Testing is the final stage of the design thinking's five stages model yet alterations and refinements are made in order to rule out problem solutions to come to final conclusions.
Design Thinking process: empathise, define, ideate, prototype, test
Why Design Thinking is exclusive to each team.
Experienced designers often complain that design thinking is too structured and linear. And for them, this could be true.
A creative mind can not be brought down to levels of thinking in one systematic way on relying on one set of principles, but managers on innovation teams generally are not designers structure and linearity help managers try and adjust to these new behaviours.
As Kaaren Hanson, formerly the head of design innovation at Intuit and now Facebook’s design product director, has explained: “Anytime you’re trying to change people’s behaviour, you need to start them off with a lot of structure, so they don’t have to think. A lot of what we do is a habit, and it’s hard to change those habits, but having very clear guardrails can help us".
Simply put, teams can only move as quickly as they can successfully communicate. The collaborative nature of design thinking circumvents this friction by involving all team members from the very beginning in a workshop-based approach.
As the whole team moves through key exercises together, a shared vocabulary organically develops and the common ground begins to be built. When teams have a shared vocabulary, the focus can move from what to how.

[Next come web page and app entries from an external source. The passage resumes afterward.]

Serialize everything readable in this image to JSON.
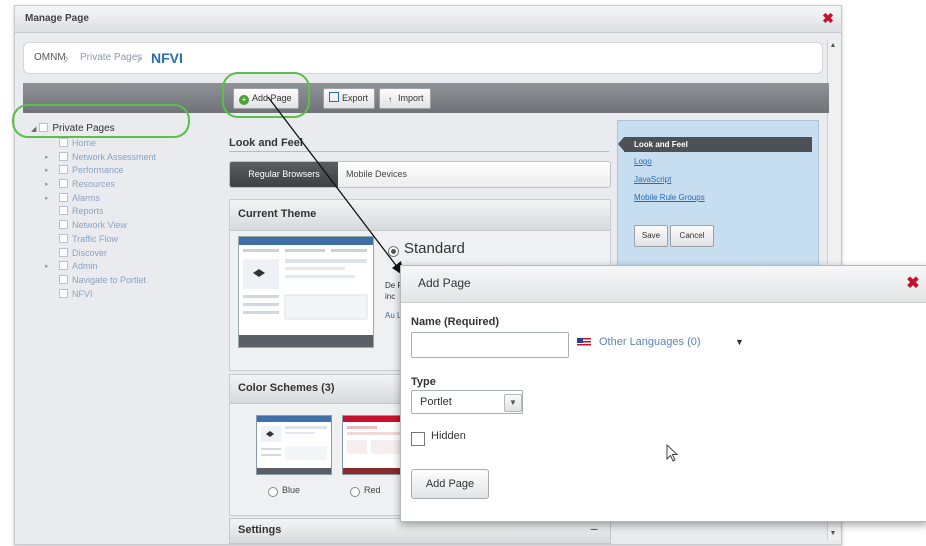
{
  "manage_dialog": {
    "title": "Manage Page",
    "close_glyph": "✖"
  },
  "breadcrumb": {
    "items": [
      "OMNM",
      "Private Pages",
      "NFVI"
    ]
  },
  "toolbar": {
    "add_page": "Add Page",
    "export": "Export",
    "import": "Import",
    "import_icon_glyph": "↑"
  },
  "tree": {
    "root": "Private Pages",
    "items": [
      {
        "label": "Home",
        "expandable": false
      },
      {
        "label": "Network Assessment",
        "expandable": true
      },
      {
        "label": "Performance",
        "expandable": true
      },
      {
        "label": "Resources",
        "expandable": true
      },
      {
        "label": "Alarms",
        "expandable": true
      },
      {
        "label": "Reports",
        "expandable": false
      },
      {
        "label": "Network View",
        "expandable": false
      },
      {
        "label": "Traffic Flow",
        "expandable": false
      },
      {
        "label": "Discover",
        "expandable": false
      },
      {
        "label": "Admin",
        "expandable": true
      },
      {
        "label": "Navigate to Portlet",
        "expandable": false
      },
      {
        "label": "NFVI",
        "expandable": false
      }
    ]
  },
  "look_and_feel": {
    "title": "Look and Feel",
    "tabs": {
      "regular": "Regular Browsers",
      "mobile": "Mobile Devices"
    },
    "current_theme": {
      "title": "Current Theme",
      "selected_theme": "Standard",
      "description_fragment": "De Po inc",
      "author_fragment": "Au Lif"
    },
    "color_schemes": {
      "title": "Color Schemes (3)",
      "options": [
        "Blue",
        "Red"
      ]
    },
    "settings": {
      "title": "Settings",
      "toggle": "−"
    }
  },
  "side_panel": {
    "active": "Look and Feel",
    "links": [
      "Logo",
      "JavaScript",
      "Mobile Rule Groups"
    ],
    "save": "Save",
    "cancel": "Cancel"
  },
  "add_page_dialog": {
    "title": "Add Page",
    "close_glyph": "✖",
    "name_label": "Name (Required)",
    "name_value": "",
    "other_languages": "Other Languages (0)",
    "other_languages_caret": "▼",
    "type_label": "Type",
    "type_value": "Portlet",
    "hidden_label": "Hidden",
    "hidden_checked": false,
    "submit": "Add Page"
  },
  "colors": {
    "highlight": "#5cbf48",
    "close": "#c8102e",
    "link": "#2a6bb3",
    "side_panel_bg": "#c6def0"
  },
  "icons": [
    "close-icon",
    "add-icon",
    "export-icon",
    "import-icon",
    "flag-icon",
    "mouse-cursor-icon",
    "scroll-up-icon",
    "scroll-down-icon"
  ]
}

Design thinking can transform your organization to better meet the needs and wants of both your employees and customers. It drives innovation and amplifies the creative problem-solving ability of every employee by pulling away from the barriers that prevent them from thinking differently. It’s great for designing products and experiences as a team, can also be put to work to help solve any number of organizational challenges and creates a cohesive work environment.